How to complete this task: Find the line below with "Extract the structured". Print it and every line after it exactly, through the last line, leaving out the pictures.
** Opening Record excerpts block **
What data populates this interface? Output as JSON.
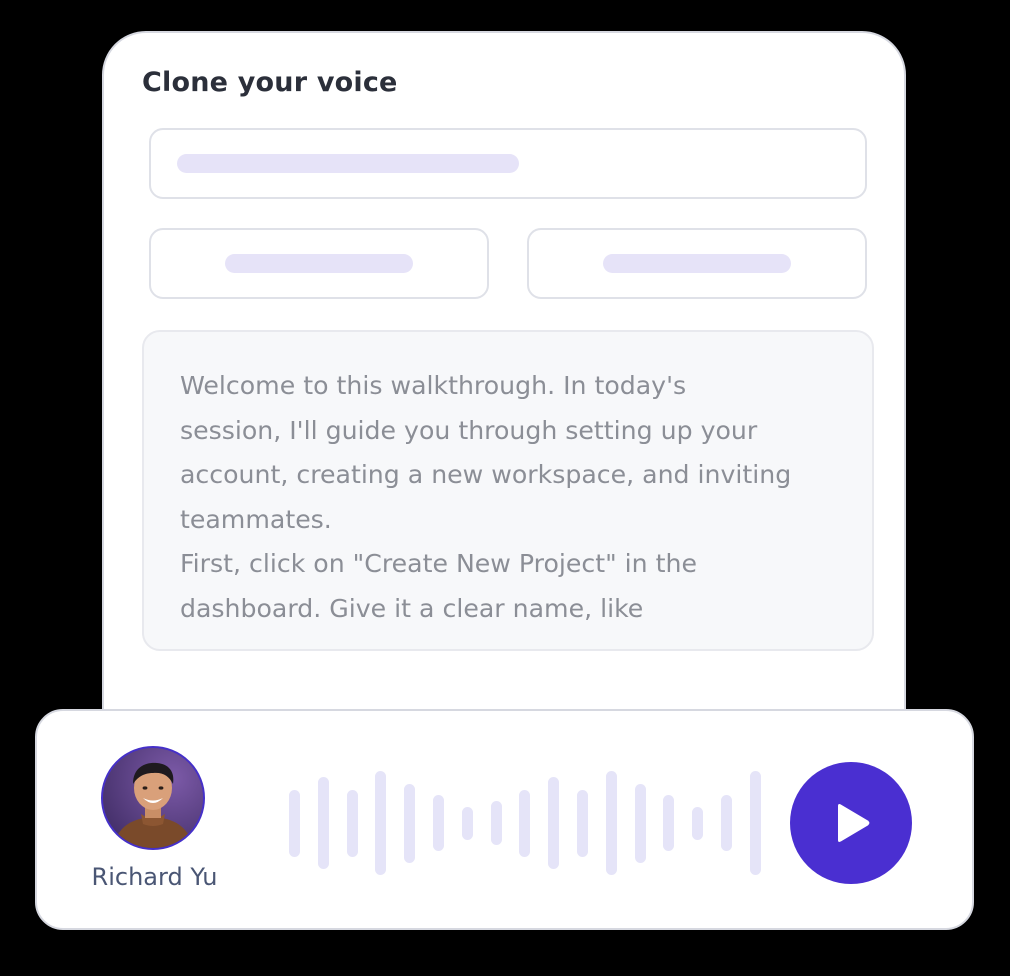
{
  "card": {
    "title": "Clone your voice"
  },
  "script": {
    "text": "Welcome to this walkthrough. In today's\nsession, I'll guide you through setting up your\naccount, creating a new workspace, and inviting\nteammates.\nFirst, click on \"Create New Project\" in the\ndashboard. Give it a clear name, like"
  },
  "player": {
    "speaker_name": "Richard Yu",
    "play_icon": "play-icon",
    "waveform_levels": [
      0.64,
      0.88,
      0.64,
      1.0,
      0.76,
      0.54,
      0.32,
      0.42,
      0.64,
      0.88,
      0.64,
      1.0,
      0.76,
      0.54,
      0.32,
      0.54,
      1.0
    ]
  },
  "colors": {
    "accent": "#4a2fd1",
    "placeholder_bar": "#e6e3f8",
    "waveform_bar": "#e5e4f8",
    "script_text": "#8b8e96",
    "speaker_text": "#4a5674"
  }
}
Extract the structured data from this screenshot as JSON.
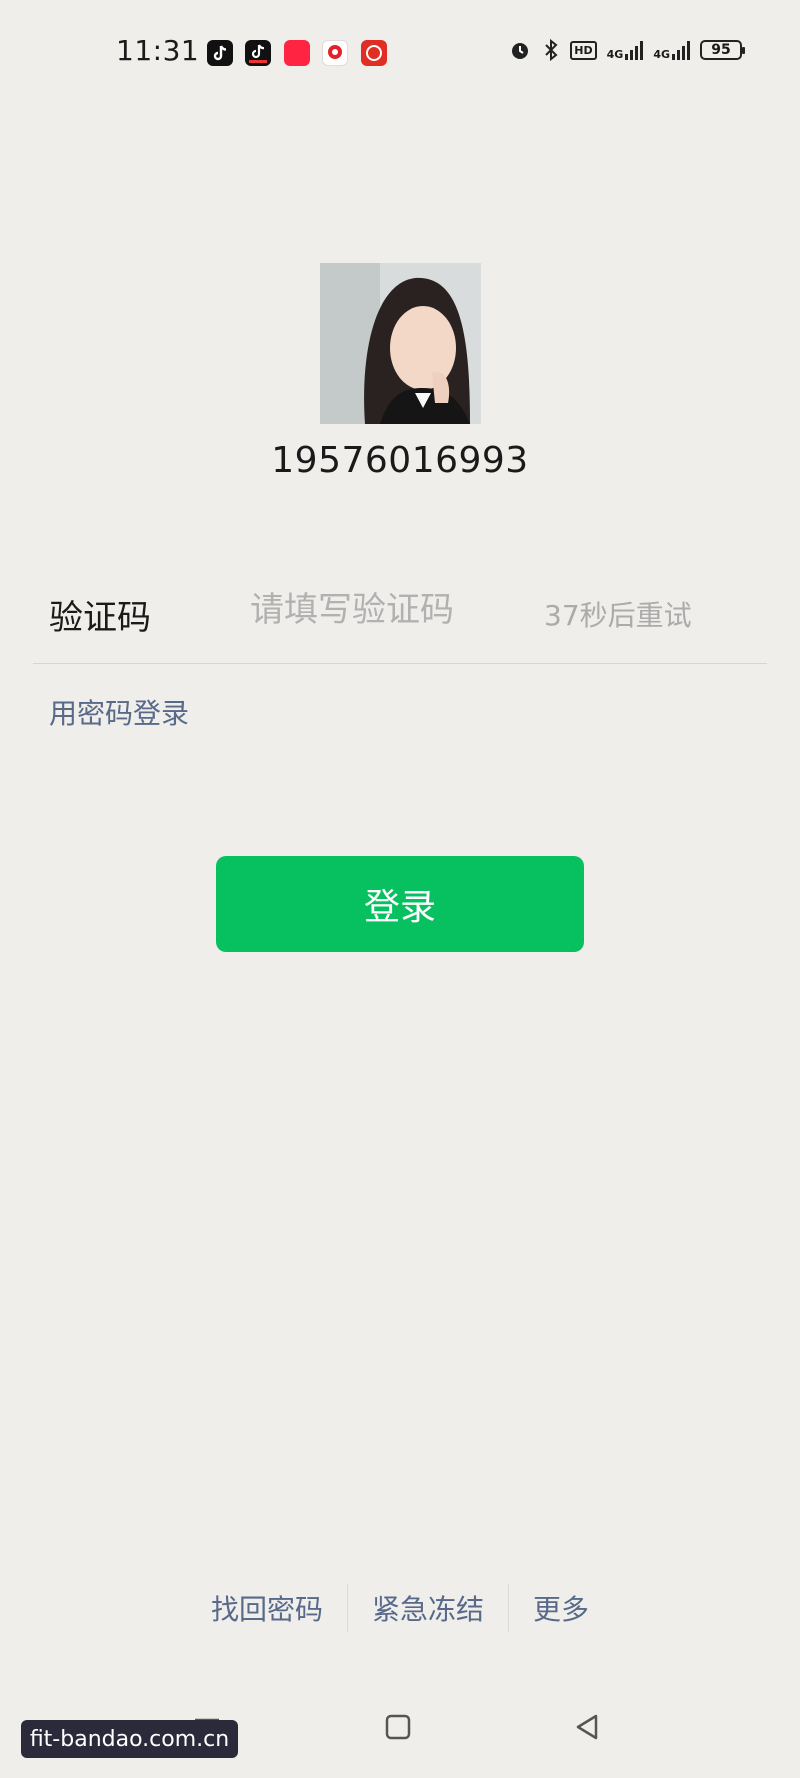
{
  "status_bar": {
    "time": "11:31",
    "hd_label": "HD",
    "network_1": "4G",
    "network_2": "4G",
    "battery": "95",
    "icons": [
      "tiktok-icon",
      "tiktok-lite-icon",
      "xiaohongshu-icon",
      "app-icon",
      "pinduoduo-icon",
      "alarm-icon",
      "bluetooth-icon"
    ]
  },
  "account": {
    "phone_number": "19576016993"
  },
  "verification": {
    "label": "验证码",
    "placeholder": "请填写验证码",
    "retry_text": "37秒后重试"
  },
  "alt_login": {
    "password_login": "用密码登录"
  },
  "login_button": {
    "label": "登录"
  },
  "footer": {
    "recover_password": "找回密码",
    "emergency_freeze": "紧急冻结",
    "more": "更多"
  },
  "watermark": {
    "text": "fit-bandao.com.cn"
  },
  "colors": {
    "background": "#efeeeb",
    "primary_green": "#07c160",
    "link_blue_gray": "#58698a"
  }
}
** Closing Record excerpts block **
Written answer:
Extract the structured data from this screenshot as JSON.
{
  "status_bar": {
    "time": "11:31",
    "hd_label": "HD",
    "network_1": "4G",
    "network_2": "4G",
    "battery": "95",
    "icons": [
      "tiktok-icon",
      "tiktok-lite-icon",
      "xiaohongshu-icon",
      "app-icon",
      "pinduoduo-icon",
      "alarm-icon",
      "bluetooth-icon"
    ]
  },
  "account": {
    "phone_number": "19576016993"
  },
  "verification": {
    "label": "验证码",
    "placeholder": "请填写验证码",
    "retry_text": "37秒后重试"
  },
  "alt_login": {
    "password_login": "用密码登录"
  },
  "login_button": {
    "label": "登录"
  },
  "footer": {
    "recover_password": "找回密码",
    "emergency_freeze": "紧急冻结",
    "more": "更多"
  },
  "watermark": {
    "text": "fit-bandao.com.cn"
  },
  "colors": {
    "background": "#efeeeb",
    "primary_green": "#07c160",
    "link_blue_gray": "#58698a"
  }
}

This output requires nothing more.